I’m not too keen on the collages. If I wanted African child’s play in high contrast, I’d opt for colour too and look at Ruud van Empel’s work.
Oh, and on the topic of colour prints why does their website say:
‘Broomberg & Chanarin succeeded in salvaging just a single frame from the many colour rolls they exposed in their visits [to Gabon].’
There are jpegs of more than 50 colour prints on the Goodman Gallery webpage for To Photograph the Details of a Dark Horse in Low Light?
The show is currently up at Goodman, but here’s a write up of the Paradise Row exhibition.
The 18,000cm2 Production of the Image of a Nation, is an image of stacked papers. It is printed on fiber based paper. Couple of levels of description. What’s in (on) that big stack of paper?
Strip Test 1 is a five-toned photograph of a bust.
Nudniks is a photocollage on a stick. A photolollipop, or a photollipop if you will.
Nudniks is a double portrait of Broomberg & Chanarin (from the chest up) layered over a double portrait of two black men in costume and paint (from the chest down.)
White voids, shaped like remote-control icons, dominate Untitled (165 portraits with dodgers). It is a series of half-length individual portraits.

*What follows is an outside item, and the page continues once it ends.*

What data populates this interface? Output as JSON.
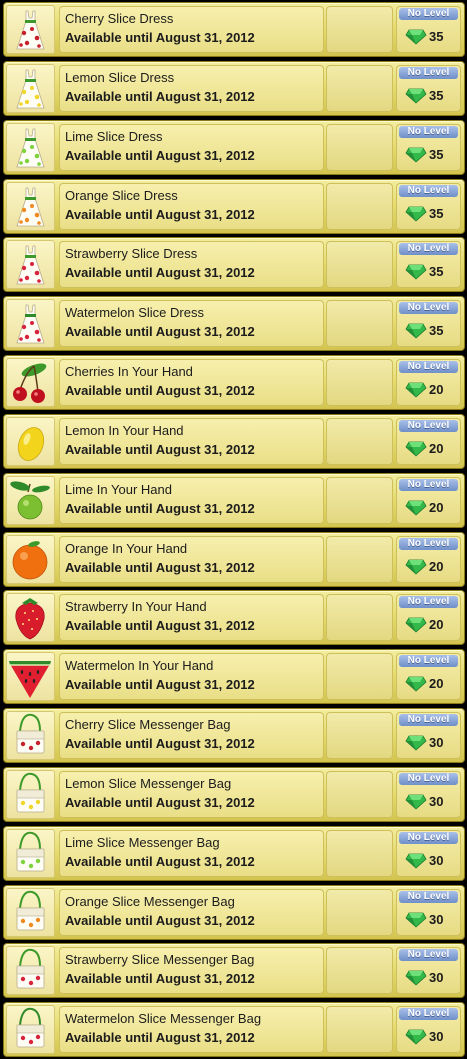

Subjects are obscured by recognisable shapes. It’s clumsy and works like putting a square peg in a round hole.
Return of the lollipop. The final image of the SPBH set looks like a Rocket lollipop. But it’s probably more serious than that.
Seriously, less seriousness. The colour ones look great. Don’t know why they weren’t in the Paradise Row show.
Mammen, Jeanne (German, 1890-1970) - Der Totentanz - s.d. jpg (by *Huismus)
Hot air balloon race over London, 1993.
by Peter Marlow
Have you ever got stuck with trying to understand what your British friends mean when they say: ‘Quite good’? Then read this ;)
Here is one from an amazing sunset at La Jolla California. Inspire me www.edinchavez.com
Amazing photo by @edinchavez
I like Egon Schiele’s stretched thin lines
Samedi (Black/black), 2011. Oil on aluminium. 200 x 163 x 10 cm.
Django (Alizarin violet), 2011. Mixed media on aluminium. 176 x 160 cm.
Modern paintings can be trying sometimes. But I love the purple depths and passion of Django.